Pre-dementia rising, especially in men
New research shows that a milder type of mental decline that often precedes Alzheimer’s disease is much more common than thought.
Nearly a million older Americans slide from normal memory into mild impairment each year, doctors have reported at a medical conference in Chicago.
That’s in addition to the half million Americans who develop full-blown Alzheimer’s or other forms of dementia.
The problem is sure to grow as baby boomers age.
Ralph Nixon, a New York psychiatrist and adviser to the Alzheimer’s Association, was blunt.
“We’re facing a crisis,” he said.
I have mixed feelings about this. I do understand that many types of dementia have long “subclinical” phases where the brain is changing but their is no overt sign of memory loss or cognitive decline. It makes sense that there would be many people who have only very mild impairment now but will go on to have real problems later.
I have blogged on the age issue related to presidential candidate and in those posts I have rejected the idea that a voter can legitimately argue that John McCain is simply “too old” to be president.
Age is not the issue.
At the same time, I do think that it is fair to ask, “How robust is this candidate’s memory, his grasp of detail, his ability to integrate new facts into novel situations?” These are, I think, fair questions (that can be asked of both major candidates).
If the recent string of McCain gaffe’s continues or worsens, I expect that some will begin to argue that John McCain, the man, is experiencing some kind of “pre-dementia.” As a doctor, I am wary of diagnosis by press clipping. A real diagnosis would require careful clinical testing in order to be valid.

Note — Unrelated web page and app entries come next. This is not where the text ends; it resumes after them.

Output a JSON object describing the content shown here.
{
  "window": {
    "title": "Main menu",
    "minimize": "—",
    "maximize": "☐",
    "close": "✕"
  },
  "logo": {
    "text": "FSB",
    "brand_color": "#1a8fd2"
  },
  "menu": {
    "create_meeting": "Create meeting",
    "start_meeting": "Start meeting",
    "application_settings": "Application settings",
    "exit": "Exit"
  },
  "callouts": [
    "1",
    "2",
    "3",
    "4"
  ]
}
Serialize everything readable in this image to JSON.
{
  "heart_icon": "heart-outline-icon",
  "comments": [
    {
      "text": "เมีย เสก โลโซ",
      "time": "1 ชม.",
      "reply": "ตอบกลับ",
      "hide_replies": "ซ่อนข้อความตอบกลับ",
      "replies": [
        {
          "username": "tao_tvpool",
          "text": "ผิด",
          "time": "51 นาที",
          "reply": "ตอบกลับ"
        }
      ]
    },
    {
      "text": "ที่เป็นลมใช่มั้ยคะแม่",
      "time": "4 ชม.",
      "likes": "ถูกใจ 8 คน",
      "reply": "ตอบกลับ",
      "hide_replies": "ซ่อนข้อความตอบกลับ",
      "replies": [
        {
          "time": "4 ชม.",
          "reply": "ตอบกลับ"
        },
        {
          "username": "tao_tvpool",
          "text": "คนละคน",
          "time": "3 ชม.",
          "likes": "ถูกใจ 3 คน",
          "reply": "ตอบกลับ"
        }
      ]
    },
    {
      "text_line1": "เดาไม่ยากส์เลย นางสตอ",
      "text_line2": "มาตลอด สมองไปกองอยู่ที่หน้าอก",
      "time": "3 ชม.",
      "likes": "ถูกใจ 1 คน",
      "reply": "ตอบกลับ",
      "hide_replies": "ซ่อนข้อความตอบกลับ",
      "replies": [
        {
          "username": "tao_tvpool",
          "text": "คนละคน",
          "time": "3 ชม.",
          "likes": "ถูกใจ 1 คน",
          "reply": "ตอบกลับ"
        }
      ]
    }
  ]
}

One last thought. Some of the major drug companies have been pushing “pre-dementia” as a way to increase sales of their Alzheimer’s drugs. So far there is little evidence to suggest that the drugs are useful in this population.
(H/T Alex M)